Georgia lawmakers overwhelmingly passed legislation on Monday that would change the way EV owners pay to charge their cars and trucks to a familiar system.
Senate Bill 146, which provides guidelines for regulating and taxing electric vehicle charging stations in a manner similar to retail gas stations, passed the Senate and House of Representatives with near-unanimous support.
The second part of the bill relates to the permits, inspections and regulations for charging stations to be enforced by the Department of Agriculture.
If Gov. Brian Kemp approves the plan, the bill would allow convenience stores and other businesses to charge their consumers for electricity per kilowatt-hour, rather than as much time as it takes electric vehicle drivers to charge their batteries.
However, support Georgia’s pursuit of it Become the leader in electric vehicles say the legislation will collect additional taxes to fund road and bridge maintenance, in addition to the $217 annual registration fee that EV owners pay.
Several lawmakers protested the measure, saying it will impose an unreasonable tax on drivers who use free public charging stations. And they say companies offering this service as a benefit to their employees would also incur unfair costs. Under the legislation, EV charging in businesses and public places is taxed at a rate equal to the price of gasoline per gallon.
Atlanta Democratic Sen. Jason Esteves said he appreciates the hard work the legislature has done understand to the electric vehicle industry. However, he stressed the importance of not making Georgia one of the most expensive places in the country to own and drive EVs.
When the pending legislation goes into effect, Georgia will become the fifth state to introduce a kilowatt-hour fee.
“The intention to target drivers from other states who are driving into Georgia makes perfect sense, but would also impact residents who live here and help make Georgia the electric capital of the state,” Esteves said.
A month-long joint legislative study committee led to this year’s Senate electric vehicle legislation and a similar House bill, as the state prepares to receive a $135 million federal grant to install charging stations at highway exits in rural communities. The study panel last year heard recommendations from utility executives, state regulators, grocery store owners and electric vehicle drivers on how best to regulate a market that currently accounts for just 1% of vehicles on the road but could grow to 10% by 2030.
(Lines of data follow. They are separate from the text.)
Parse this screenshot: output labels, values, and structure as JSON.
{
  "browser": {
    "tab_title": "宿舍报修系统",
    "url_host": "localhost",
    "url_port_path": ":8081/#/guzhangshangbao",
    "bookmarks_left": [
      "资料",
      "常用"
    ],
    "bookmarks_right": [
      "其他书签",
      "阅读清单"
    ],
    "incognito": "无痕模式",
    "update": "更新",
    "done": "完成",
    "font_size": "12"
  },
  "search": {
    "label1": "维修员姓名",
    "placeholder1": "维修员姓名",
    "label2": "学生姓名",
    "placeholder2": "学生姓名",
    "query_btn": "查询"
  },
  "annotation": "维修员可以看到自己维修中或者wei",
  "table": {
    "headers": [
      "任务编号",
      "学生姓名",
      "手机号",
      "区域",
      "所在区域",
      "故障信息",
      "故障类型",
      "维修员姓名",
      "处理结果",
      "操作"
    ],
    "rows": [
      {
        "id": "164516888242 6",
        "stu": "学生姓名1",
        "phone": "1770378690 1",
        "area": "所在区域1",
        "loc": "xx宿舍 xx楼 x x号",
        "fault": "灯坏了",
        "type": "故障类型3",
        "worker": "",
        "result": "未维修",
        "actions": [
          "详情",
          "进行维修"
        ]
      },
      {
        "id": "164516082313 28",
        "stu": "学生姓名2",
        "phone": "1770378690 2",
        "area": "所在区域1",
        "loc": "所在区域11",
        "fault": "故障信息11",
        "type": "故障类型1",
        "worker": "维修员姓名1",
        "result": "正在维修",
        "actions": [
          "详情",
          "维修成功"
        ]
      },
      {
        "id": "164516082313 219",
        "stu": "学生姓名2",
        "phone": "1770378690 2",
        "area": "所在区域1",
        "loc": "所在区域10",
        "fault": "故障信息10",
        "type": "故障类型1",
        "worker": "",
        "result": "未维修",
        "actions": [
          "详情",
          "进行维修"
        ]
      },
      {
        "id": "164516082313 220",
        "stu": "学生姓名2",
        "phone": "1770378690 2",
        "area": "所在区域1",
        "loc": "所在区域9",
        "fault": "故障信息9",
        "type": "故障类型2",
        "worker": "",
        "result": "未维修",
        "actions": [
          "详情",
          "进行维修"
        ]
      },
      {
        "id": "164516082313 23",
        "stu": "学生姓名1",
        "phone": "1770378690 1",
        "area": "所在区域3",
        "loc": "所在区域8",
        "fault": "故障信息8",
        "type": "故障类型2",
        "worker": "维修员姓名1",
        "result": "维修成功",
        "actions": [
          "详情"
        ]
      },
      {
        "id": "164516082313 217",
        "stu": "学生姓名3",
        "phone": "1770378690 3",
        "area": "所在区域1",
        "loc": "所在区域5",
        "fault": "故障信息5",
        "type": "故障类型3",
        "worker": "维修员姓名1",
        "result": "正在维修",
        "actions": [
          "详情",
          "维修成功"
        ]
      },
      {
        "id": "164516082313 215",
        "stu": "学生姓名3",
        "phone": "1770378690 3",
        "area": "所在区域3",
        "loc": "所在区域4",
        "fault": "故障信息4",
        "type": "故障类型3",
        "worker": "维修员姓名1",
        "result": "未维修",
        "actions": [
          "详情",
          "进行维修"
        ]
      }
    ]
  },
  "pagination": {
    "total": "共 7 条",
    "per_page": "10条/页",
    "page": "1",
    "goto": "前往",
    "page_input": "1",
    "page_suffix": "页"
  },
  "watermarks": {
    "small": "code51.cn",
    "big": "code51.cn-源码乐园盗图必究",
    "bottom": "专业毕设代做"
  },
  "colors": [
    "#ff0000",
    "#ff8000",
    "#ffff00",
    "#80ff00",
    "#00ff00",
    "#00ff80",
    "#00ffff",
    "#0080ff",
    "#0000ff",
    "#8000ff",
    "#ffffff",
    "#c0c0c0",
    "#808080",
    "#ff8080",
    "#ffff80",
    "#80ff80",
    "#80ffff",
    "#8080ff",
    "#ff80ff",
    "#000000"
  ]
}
Republican supporters of the two proposals pointed out that by the time the new law goes into effect in 2025, the state should be in a better position to determine whether the annual EV license fee is the best way to maintain roads and bridges.
As part of a nationwide pilot program, the state is evaluating the feasibility of replacing the fee with a system based on miles driven.
The new rules also ensure the safety of equipment and the reliability that people are appropriately stressed, said Senate Majority Leader Steve Gooch.
“Over time and rising inflation, the dollar value of $1 will continue to decline,” said Gooch, who supported the Senate bill. “So if the gas tax goes up to 35 cents a gallon, that rate would go up for electric cars as well.
“We want to make sure that the person driving a gas-powered car pays the same rate as the person driving an electric car,” Gooch said.
RECEIVE THE MORNING HEADLINES IN YOUR INBOX